• [WORK REQUEST]: Go through the data and copy each line where the string "Current" appears.

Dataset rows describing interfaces
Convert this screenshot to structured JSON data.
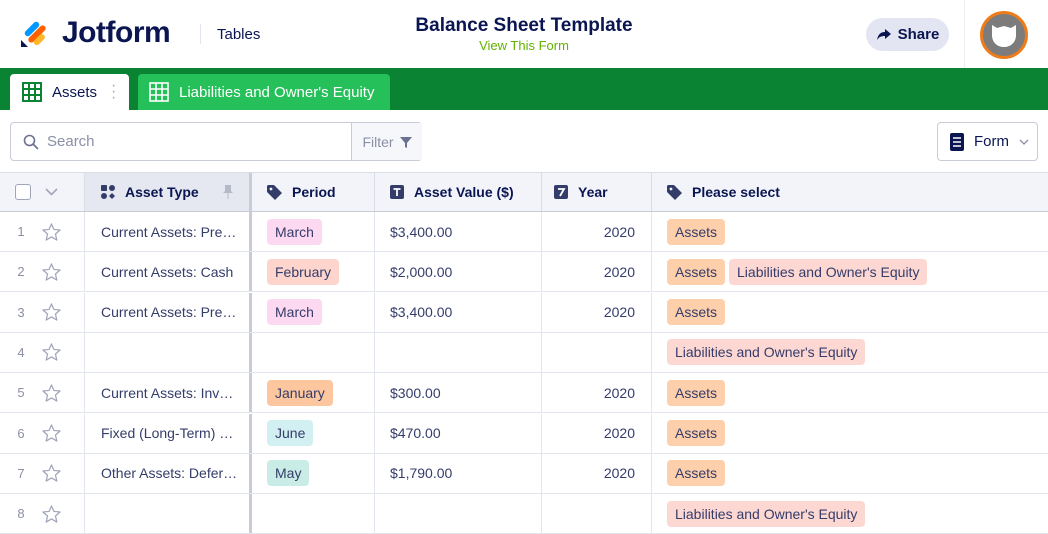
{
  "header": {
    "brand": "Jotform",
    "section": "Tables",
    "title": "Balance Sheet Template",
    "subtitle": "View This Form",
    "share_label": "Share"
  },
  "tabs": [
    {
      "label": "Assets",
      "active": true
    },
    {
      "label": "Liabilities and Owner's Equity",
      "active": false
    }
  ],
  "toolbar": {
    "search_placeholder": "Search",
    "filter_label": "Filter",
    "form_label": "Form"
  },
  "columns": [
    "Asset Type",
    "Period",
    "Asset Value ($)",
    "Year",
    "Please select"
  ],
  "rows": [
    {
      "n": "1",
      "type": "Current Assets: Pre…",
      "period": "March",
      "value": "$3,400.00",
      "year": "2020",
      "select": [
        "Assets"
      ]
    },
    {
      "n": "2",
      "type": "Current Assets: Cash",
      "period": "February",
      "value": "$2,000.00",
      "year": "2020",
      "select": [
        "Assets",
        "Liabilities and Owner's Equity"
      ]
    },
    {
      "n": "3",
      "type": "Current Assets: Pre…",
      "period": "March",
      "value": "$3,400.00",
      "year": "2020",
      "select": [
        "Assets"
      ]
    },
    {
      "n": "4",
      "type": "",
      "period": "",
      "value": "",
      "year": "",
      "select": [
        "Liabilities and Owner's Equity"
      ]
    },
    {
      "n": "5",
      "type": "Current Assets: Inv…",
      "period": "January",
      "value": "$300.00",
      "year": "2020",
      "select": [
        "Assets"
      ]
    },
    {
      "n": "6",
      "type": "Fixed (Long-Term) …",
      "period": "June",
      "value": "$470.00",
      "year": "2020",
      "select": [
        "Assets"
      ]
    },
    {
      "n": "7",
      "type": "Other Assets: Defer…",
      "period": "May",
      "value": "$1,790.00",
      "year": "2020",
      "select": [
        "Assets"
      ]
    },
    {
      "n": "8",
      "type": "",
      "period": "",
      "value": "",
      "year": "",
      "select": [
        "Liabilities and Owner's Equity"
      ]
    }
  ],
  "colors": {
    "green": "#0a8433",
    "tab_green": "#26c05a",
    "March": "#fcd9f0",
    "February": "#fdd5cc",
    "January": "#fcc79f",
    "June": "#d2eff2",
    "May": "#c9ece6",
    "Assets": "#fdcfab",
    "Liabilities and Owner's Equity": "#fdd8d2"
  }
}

• [YOUR RESPONSE]:
      "type": "Current Assets: Pre…",
      "type": "Current Assets: Cash",
      "type": "Current Assets: Pre…",
      "type": "Current Assets: Inv…",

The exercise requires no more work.